## Your goal:
Copy every line of the entries that includes the word "icon".

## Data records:

● ● ● ● ●

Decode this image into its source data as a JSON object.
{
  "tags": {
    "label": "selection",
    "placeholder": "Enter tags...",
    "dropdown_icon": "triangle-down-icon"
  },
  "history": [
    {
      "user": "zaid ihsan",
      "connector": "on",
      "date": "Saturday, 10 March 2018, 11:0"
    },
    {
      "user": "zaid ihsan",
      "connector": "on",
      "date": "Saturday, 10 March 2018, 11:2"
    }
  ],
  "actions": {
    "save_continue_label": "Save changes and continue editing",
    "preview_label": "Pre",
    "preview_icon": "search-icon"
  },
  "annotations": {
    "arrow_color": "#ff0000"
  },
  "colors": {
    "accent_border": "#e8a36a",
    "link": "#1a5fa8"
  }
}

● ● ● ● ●

## Written solution:
    "dropdown_icon": "triangle-down-icon"
    "preview_icon": "search-icon"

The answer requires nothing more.